Belatedly, completely and a little surprisingly, I have fallen for Zoey Van Goey.
It hasn’t always been this way, but then the course of true love never did run smooth. Our first meeting came after an encounter on a website (this website in fact). Zoey sounded so intriguing, I had to find out more – but after debut album The Cage Was Unlocked All Along, there didn’t seem to be much of a future for us. We got on okay, I just didn’t feel that spark.
I imagined Zoey and I would go our separate ways and likely never see each other again, until it happened we were both at the Belle & Sebastian-curated ATP festival, Bowlie II, last December. Zoey were the last band to play that weekend. They performed right after a Beatles tribute act and from the moment drummer Matt Brennan walked on stage and quipped: “Wow, they’re a tough act to follow. Their tunes are really good,” the crowd were on their side. And from the moment they unleashed a killer set of songs from their new album, I was smitten.

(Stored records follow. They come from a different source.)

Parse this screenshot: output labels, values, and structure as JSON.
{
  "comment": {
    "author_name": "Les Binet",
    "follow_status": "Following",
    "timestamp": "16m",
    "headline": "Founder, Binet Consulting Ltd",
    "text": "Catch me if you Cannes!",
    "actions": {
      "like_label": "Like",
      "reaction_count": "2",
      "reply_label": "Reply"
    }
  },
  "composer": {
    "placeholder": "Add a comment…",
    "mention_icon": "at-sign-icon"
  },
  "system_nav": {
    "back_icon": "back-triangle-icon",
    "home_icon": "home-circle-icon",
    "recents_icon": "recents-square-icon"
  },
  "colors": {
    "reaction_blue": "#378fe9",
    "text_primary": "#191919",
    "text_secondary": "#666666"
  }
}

Propeller Versus Wings is a huge leap forward for ZVG. What’s strange is that beyond the acquisition of a full-time bassist in Adam Scott, not a massive amount has changed. All they’ve really done is gone and got better. Much better.
So how to describe Zoey Van Goey? They’re not your average indie four-piece. Seeing them on stage together, hailing from all corners of the globe and ranging in style from geek to hippy to uber-chic, it’s hard to believe they ever even met let alone formed a band. But form a band they did or, perhaps more accurately, two bands, or three, or more, such are the varying styles they employ. Broadly, though, their tunes can be split into two categories: the straight songs, voiced by Kim Moore, and the weird ones, fronted by Brennan.
Moore is once again to the fore. Her vocals skim across tender opener Mountain On Fire like white horses on waves, then light up the old-fashioned gentle jazz of My Aviator with rich honeyed warmth. What’s wonderful about Propeller Versus Wings is that it contains a selection of songs which, from the offbeat balladry of Sackville Sun to more angular efforts like Another Day Another Disaster, allow her to show off a voice which is truly worth listening to. Her, and possibly the band’s, finest hour comes on Escape Maps, a piano-led lovelorn gem which spills over with emotion.
Meanwhile, Brennan’s songwriting has matured immeasurably. The Canadian, whose stage chat, incidentally, is funnier than any number of comedians I could mention, likes to find a circuitous route into a love song. But whereas We All Hide In The Basements from the debut record felt forced and clumsy, here You Told The Drunks I Knew Karate is a triumph. Brennan voices the tale of a man doing increasingly crazy things for love (“I almost broke my collarbone, I didn’t care you were the most exciting thing I’d ever known”) which is heartfelt, uplifting and genuinely funny.
There are odd moments which grate: single The Cake And Eating It does not show the album in its best light, while the lyrics at times can feel like they’re trying a little too hard to be clever, but there’s so much variety and sheer quality here, it seems churlish to complain.
In fact, I think this could be the start of a beautiful friendship.
Words: Ali Mason